“Buprenorphine/samidorphan contains buprenorphine and during an opioid crisis we want to ensure, and we are committed to make every effort that buprenorphine/samidorphan is used in an informed and appropriate manner,” he said. “We’re also very much committed to educating health care providers and patients to the appropriate use of this product in the marketplace and implementing additional post-marketing safety initiatives, which included [Risk Evaluation and Mitigation Strategies].”

PAGE BREAK

Their Risk Evaluation and Mitigation Strategies focuses on mitigating misuse and accidental exposure, Bloomgren explained, and includes a medication guide for patients as well as communication materials, a website and call center for professionals.
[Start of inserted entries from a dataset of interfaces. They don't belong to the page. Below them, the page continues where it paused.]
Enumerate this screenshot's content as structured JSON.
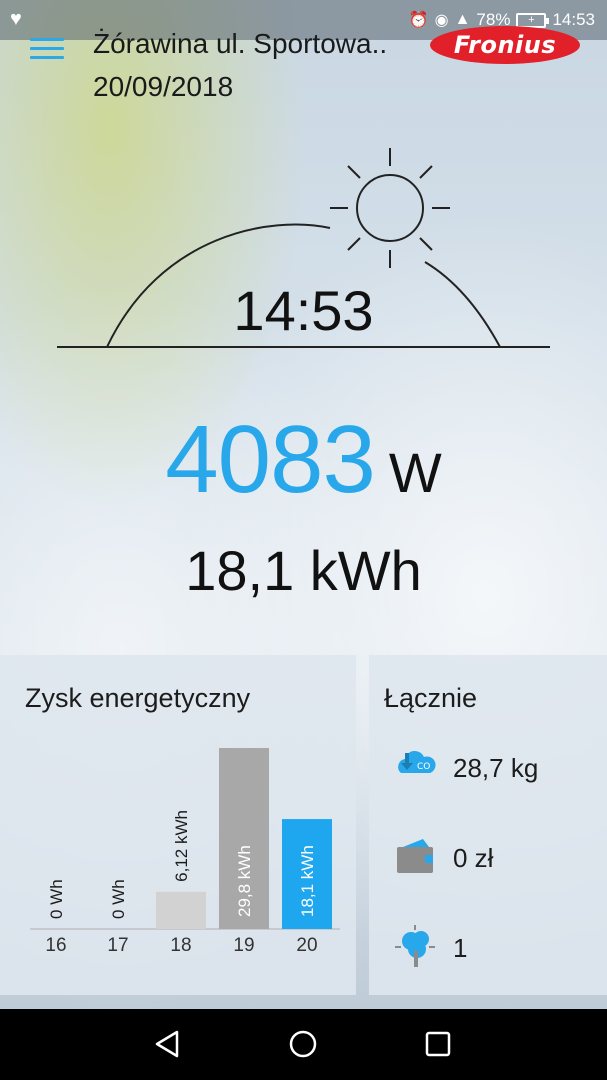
{
  "status_bar": {
    "left_icon": "heart-pulse-icon",
    "icons": [
      "alarm-icon",
      "eye-icon",
      "lte-signal-icon"
    ],
    "battery_percent": "78%",
    "time": "14:53"
  },
  "header": {
    "menu_icon": "hamburger-menu-icon",
    "site_name": "Żórawina ul. Sportowa..",
    "date": "20/09/2018",
    "logo_text": "Fronius",
    "logo_color": "#e2202a"
  },
  "hero": {
    "time": "14:53",
    "power_value": "4083",
    "power_unit": "W",
    "energy_today": "18,1 kWh",
    "accent_color": "#28a8ea"
  },
  "energy_panel": {
    "title": "Zysk energetyczny"
  },
  "chart_data": {
    "type": "bar",
    "categories": [
      "16",
      "17",
      "18",
      "19",
      "20"
    ],
    "values": [
      0,
      0,
      6.12,
      29.8,
      18.1
    ],
    "data_labels": [
      "0 Wh",
      "0 Wh",
      "6,12 kWh",
      "29,8 kWh",
      "18,1 kWh"
    ],
    "ylim": [
      0,
      29.8
    ],
    "highlight_index": 4,
    "highlight_color": "#1ea7ef",
    "bar_colors": [
      "#c8c8c8",
      "#c8c8c8",
      "#d2d2d2",
      "#a8a8a8",
      "#1ea7ef"
    ],
    "grid": false
  },
  "totals_panel": {
    "title": "Łącznie",
    "items": [
      {
        "icon": "co2-cloud-icon",
        "value": "28,7 kg"
      },
      {
        "icon": "wallet-co2-icon",
        "value": "0 zł"
      },
      {
        "icon": "tree-icon",
        "value": "1"
      }
    ]
  },
  "nav_bar": {
    "buttons": [
      "back-icon",
      "home-icon",
      "recents-icon"
    ]
  }
}
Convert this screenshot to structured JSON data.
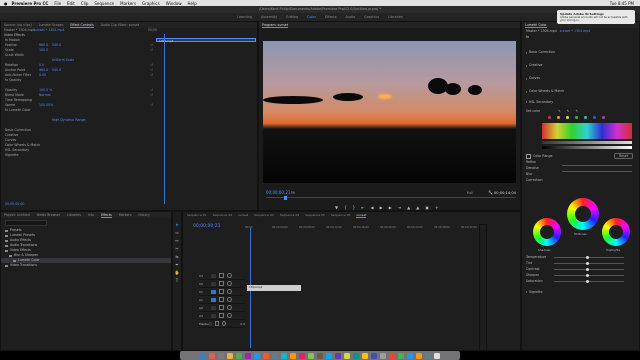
{
  "menubar": {
    "app": "Premiere Pro CC",
    "items": [
      "File",
      "Edit",
      "Clip",
      "Sequence",
      "Markers",
      "Graphics",
      "Window",
      "Help"
    ],
    "clock": "Tue 8:45 PM"
  },
  "title": "/Users/Kent Philip/Documents/Adobe/Premiere Pro/12.0/Untitled.prproj *",
  "workspaces": [
    "Learning",
    "Assembly",
    "Editing",
    "Color",
    "Effects",
    "Audio",
    "Graphics",
    "Libraries"
  ],
  "active_workspace": "Color",
  "notification": {
    "title": "Update Adobe ID Settings",
    "body": "Adobe personal accounts will not be accessible with your old log-in."
  },
  "effect_controls": {
    "tabs": [
      "Source: (no clips)",
      "Lumetri Scopes",
      "Effect Controls",
      "Audio Clip Mixer: sunset"
    ],
    "active_tab": "Effect Controls",
    "source": "Master * 1304.mp4",
    "clip": "sunset * 1304.mp4",
    "timecode_head": "00;00",
    "clip_bar_label": "1304.mp4",
    "section": "Video Effects",
    "rows": [
      {
        "label": "fx Motion",
        "v1": "",
        "v2": ""
      },
      {
        "label": "Position",
        "v1": "960.0",
        "v2": "540.0"
      },
      {
        "label": "Scale",
        "v1": "100.0",
        "v2": ""
      },
      {
        "label": "Scale Width",
        "v1": "",
        "v2": ""
      },
      {
        "label": "",
        "v1": "",
        "v2": "Uniform Scale"
      },
      {
        "label": "Rotation",
        "v1": "0.0",
        "v2": ""
      },
      {
        "label": "Anchor Point",
        "v1": "960.0",
        "v2": "540.0"
      },
      {
        "label": "Anti-flicker Filter",
        "v1": "0.00",
        "v2": ""
      },
      {
        "label": "fx Opacity",
        "v1": "",
        "v2": ""
      },
      {
        "label": "",
        "v1": "",
        "v2": ""
      },
      {
        "label": "Opacity",
        "v1": "100.0 %",
        "v2": ""
      },
      {
        "label": "Blend Mode",
        "v1": "Normal",
        "v2": ""
      },
      {
        "label": "Time Remapping",
        "v1": "",
        "v2": ""
      },
      {
        "label": "Speed",
        "v1": "100.00%",
        "v2": ""
      },
      {
        "label": "fx Lumetri Color",
        "v1": "",
        "v2": ""
      },
      {
        "label": "",
        "v1": "",
        "v2": ""
      },
      {
        "label": "",
        "v1": "",
        "v2": "High Dynamic Range"
      },
      {
        "label": "",
        "v1": "",
        "v2": ""
      },
      {
        "label": "Basic Correction",
        "v1": "",
        "v2": ""
      },
      {
        "label": "Creative",
        "v1": "",
        "v2": ""
      },
      {
        "label": "Curves",
        "v1": "",
        "v2": ""
      },
      {
        "label": "Color Wheels & Match",
        "v1": "",
        "v2": ""
      },
      {
        "label": "HSL Secondary",
        "v1": "",
        "v2": ""
      },
      {
        "label": "Vignette",
        "v1": "",
        "v2": ""
      }
    ],
    "timecode": "00;00;00;00"
  },
  "program": {
    "tab": "Program: sunset",
    "timecode": "00;00;00;21",
    "fit": "Fit",
    "quality": "Full",
    "duration": "00;00;14;04",
    "ruler": [
      "00;00",
      "00;00;04;00",
      "00;00;08;00",
      "00;00;12;00",
      "00;00;16;00"
    ]
  },
  "lumetri": {
    "tab": "Lumetri Color",
    "source": "Master * 1304.mp4",
    "clip": "sunset * 1304.mp4",
    "sections": [
      "Basic Correction",
      "Creative",
      "Curves",
      "Color Wheels & Match",
      "HSL Secondary"
    ],
    "set_color": "Set color",
    "color_range": "Color Range",
    "hsl_reset": "Reset",
    "refine": "Refine",
    "denoise": "Denoise",
    "blur": "Blur",
    "correction": "Correction",
    "wheel_labels": [
      "Midtones",
      "Shadows",
      "Highlights"
    ],
    "sliders": [
      "Temperature",
      "Tint",
      "Contrast",
      "Sharpen",
      "Saturation"
    ],
    "vignette": "Vignette",
    "swatches": [
      "#e03030",
      "#e0a020",
      "#e0e020",
      "#30c030",
      "#20c0c0",
      "#3060e0",
      "#c030c0"
    ]
  },
  "project": {
    "tabs": [
      "Project: Untitled",
      "Media Browser",
      "Libraries",
      "Info",
      "Effects",
      "Markers",
      "History"
    ],
    "active_tab": "Effects",
    "items": [
      "Presets",
      "Lumetri Presets",
      "Audio Effects",
      "Audio Transitions",
      "Video Effects",
      "Blur & Sharpen",
      "Lumetri Color",
      "Video Transitions"
    ]
  },
  "timeline": {
    "tabs": [
      "Sequence 01",
      "Sequence 02",
      "sunset",
      "Sequence 03",
      "Sequence 04",
      "Sequence 05",
      "Sequence 06",
      "sunset"
    ],
    "active_tab": "sunset",
    "timecode": "00;00;00;21",
    "ruler": [
      "00;00",
      "00;00;04;00",
      "00;00;08;00",
      "00;00;12;00",
      "00;00;16;00",
      "00;00;20;00",
      "00;00;24;00",
      "00;00;28;00",
      "00;00;32;00"
    ],
    "tracks": [
      "V3",
      "V2",
      "V1",
      "A1",
      "A2",
      "A3",
      "Master"
    ],
    "master_level": "0.0",
    "clip_label": "1304.mp4"
  },
  "dock_colors": [
    "#3a7bd5",
    "#e85d4a",
    "#7a7a7a",
    "#f2b33d",
    "#4caf50",
    "#9c27b0",
    "#2196f3",
    "#ff5722",
    "#607d8b",
    "#00bcd4",
    "#ff9800",
    "#e91e63",
    "#8bc34a",
    "#795548",
    "#03a9f4",
    "#673ab7",
    "#cddc39",
    "#009688",
    "#ffc107",
    "#3f51b5",
    "#9e9e9e",
    "#f44336",
    "#4caf50",
    "#2196f3",
    "#ff9800",
    "#607d8b",
    "#e0e0e0"
  ]
}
Sanjay Mathew, MD, from Baylor College of Medicine, shared his clinical perspective and gave his opinion on the benefit-risk profile of the combination.

“In my view, this drug has a positive benefit-risk profile. Its efficacy is comparable to what is available in terms of adjunctive therapy; it offers a new, distinct mechanism of action; and it has a favorable safety profile. In my opinion, [some patients] need these options and as clinicians, we need to have additional options for our patients.” – by Savannah Demko

References:

Fava M, et al. Mol Psychiatry. 2018;doi:10.1038/s41380-018-0284-1.

FDA. New Drug Application 210417 Buprenorphine and Samidorphan for the Adjunctive Treatment of Major Depressive Disorder. https://www.fda.gov/downloads/AdvisoryCommittees /CommitteesMeetingMaterials/Drugs/PsychopharmacologicDrugsAdvisoryCommittee/UCM624537.pdf. Accessed on Nov. 1, 2018.

Thase ME, et al. Abstract W34. Presented at: American Society of Clinical Psychopharmacology Annual Meeting; May 29-June 1, 2018; Miami Beach, Fla.

Disclosures: Healio Psychiatry was unable to confirm relevant financial disclosures at the time of publication.